BEGIN Data
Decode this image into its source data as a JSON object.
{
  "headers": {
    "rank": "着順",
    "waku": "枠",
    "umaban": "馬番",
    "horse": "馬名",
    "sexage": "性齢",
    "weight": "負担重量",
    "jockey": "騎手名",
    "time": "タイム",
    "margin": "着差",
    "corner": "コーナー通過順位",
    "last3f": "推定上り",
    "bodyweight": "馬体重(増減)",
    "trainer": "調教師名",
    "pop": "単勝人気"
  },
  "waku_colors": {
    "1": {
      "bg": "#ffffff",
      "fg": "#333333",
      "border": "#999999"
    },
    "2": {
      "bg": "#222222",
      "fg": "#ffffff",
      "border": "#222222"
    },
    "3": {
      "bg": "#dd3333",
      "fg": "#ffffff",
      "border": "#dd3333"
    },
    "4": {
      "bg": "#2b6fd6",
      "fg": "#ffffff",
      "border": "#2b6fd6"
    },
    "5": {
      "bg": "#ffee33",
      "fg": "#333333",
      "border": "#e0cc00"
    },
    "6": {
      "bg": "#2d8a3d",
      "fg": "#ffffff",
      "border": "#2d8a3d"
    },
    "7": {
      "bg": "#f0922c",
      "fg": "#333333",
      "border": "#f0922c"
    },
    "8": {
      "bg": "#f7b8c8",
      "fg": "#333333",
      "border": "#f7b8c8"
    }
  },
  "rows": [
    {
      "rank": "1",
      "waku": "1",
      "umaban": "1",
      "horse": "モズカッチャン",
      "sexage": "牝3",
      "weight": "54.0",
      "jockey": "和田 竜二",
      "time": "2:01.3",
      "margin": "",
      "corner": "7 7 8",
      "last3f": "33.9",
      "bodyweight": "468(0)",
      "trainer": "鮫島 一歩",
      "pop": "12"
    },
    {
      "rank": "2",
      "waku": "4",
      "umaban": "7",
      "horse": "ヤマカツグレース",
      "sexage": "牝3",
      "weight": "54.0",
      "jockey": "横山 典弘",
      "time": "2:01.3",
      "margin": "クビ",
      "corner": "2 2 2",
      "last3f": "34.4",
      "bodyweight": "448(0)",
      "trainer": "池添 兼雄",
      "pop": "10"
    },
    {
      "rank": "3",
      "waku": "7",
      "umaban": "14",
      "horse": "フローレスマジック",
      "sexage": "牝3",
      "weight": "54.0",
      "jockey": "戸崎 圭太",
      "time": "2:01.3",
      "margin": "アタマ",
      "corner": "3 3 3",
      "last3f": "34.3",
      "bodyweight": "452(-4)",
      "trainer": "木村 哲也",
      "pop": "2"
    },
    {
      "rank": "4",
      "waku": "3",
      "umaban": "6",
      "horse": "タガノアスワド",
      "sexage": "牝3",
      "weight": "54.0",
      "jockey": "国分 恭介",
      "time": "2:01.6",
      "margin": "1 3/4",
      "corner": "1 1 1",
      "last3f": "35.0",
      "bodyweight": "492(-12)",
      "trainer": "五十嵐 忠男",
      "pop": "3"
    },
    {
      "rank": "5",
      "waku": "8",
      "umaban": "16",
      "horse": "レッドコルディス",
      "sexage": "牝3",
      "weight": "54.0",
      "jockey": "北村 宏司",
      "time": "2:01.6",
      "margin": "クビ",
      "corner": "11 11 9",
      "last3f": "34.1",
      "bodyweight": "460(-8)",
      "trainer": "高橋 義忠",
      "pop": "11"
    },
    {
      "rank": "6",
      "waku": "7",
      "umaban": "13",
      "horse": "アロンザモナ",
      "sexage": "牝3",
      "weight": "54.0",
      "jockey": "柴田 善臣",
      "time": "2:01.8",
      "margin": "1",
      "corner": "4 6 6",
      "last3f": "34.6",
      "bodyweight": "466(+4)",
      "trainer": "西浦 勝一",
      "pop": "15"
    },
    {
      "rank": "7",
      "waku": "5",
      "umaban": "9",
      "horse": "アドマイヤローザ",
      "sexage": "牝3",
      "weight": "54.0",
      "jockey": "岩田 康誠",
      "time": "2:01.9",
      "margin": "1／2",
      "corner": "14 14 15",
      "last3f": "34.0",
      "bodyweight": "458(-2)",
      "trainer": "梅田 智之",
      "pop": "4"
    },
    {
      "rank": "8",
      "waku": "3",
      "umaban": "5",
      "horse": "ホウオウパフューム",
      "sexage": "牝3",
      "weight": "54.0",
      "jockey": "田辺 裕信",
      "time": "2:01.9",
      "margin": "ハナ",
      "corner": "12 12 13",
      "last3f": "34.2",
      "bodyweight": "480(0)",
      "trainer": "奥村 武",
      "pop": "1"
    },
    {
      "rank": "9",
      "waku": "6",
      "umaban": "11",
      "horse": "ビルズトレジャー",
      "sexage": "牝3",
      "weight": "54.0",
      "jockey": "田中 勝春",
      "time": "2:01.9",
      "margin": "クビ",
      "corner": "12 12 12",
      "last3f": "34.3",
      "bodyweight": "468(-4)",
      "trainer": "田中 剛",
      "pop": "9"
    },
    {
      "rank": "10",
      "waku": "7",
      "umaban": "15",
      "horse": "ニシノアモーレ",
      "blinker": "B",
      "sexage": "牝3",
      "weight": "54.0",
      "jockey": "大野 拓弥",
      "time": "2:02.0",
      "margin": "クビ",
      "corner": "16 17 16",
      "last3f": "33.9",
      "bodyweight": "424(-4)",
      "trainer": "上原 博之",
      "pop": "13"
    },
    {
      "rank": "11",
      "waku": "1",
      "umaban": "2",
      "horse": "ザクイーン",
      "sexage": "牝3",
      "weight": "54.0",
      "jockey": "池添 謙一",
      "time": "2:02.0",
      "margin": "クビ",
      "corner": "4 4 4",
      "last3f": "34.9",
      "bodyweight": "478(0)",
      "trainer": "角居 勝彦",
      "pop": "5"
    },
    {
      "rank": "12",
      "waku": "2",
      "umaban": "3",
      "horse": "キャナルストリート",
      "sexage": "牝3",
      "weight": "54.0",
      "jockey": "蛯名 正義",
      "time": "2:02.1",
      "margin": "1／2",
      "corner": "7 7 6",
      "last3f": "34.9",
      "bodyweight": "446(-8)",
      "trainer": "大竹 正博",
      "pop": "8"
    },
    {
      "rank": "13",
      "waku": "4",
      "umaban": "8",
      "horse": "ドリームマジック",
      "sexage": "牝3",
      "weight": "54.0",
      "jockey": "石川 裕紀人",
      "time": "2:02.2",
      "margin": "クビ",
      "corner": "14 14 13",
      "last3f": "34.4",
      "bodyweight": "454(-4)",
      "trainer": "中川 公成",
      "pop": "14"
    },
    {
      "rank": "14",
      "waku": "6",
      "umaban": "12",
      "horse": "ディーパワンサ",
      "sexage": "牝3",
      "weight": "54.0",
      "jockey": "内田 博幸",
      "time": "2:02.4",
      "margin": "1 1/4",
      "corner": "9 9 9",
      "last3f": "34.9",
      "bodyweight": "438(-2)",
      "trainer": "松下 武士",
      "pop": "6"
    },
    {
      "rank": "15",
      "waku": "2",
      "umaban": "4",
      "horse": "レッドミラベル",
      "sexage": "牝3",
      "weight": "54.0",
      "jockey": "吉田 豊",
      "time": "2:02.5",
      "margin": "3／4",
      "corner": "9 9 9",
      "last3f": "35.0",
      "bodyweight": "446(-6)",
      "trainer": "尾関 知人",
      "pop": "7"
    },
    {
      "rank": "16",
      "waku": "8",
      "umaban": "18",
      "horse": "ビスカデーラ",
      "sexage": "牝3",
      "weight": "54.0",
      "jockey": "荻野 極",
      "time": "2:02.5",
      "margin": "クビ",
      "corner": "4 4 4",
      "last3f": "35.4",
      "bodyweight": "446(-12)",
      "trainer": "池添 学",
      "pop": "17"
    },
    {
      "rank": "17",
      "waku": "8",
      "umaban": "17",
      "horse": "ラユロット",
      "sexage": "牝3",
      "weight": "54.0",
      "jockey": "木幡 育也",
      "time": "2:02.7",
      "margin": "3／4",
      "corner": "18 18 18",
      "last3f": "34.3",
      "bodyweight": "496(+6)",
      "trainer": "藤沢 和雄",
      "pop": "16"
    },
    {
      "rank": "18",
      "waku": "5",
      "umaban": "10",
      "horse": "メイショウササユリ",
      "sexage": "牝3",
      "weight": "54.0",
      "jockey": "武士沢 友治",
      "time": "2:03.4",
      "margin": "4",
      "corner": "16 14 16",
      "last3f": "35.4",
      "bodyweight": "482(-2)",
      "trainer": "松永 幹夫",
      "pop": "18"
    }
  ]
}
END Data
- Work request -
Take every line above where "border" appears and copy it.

- Answer section -
      "border": "#999999"
      "border": "#222222"
      "border": "#dd3333"
      "border": "#2b6fd6"
      "border": "#e0cc00"
      "border": "#2d8a3d"
      "border": "#f0922c"
      "border": "#f7b8c8"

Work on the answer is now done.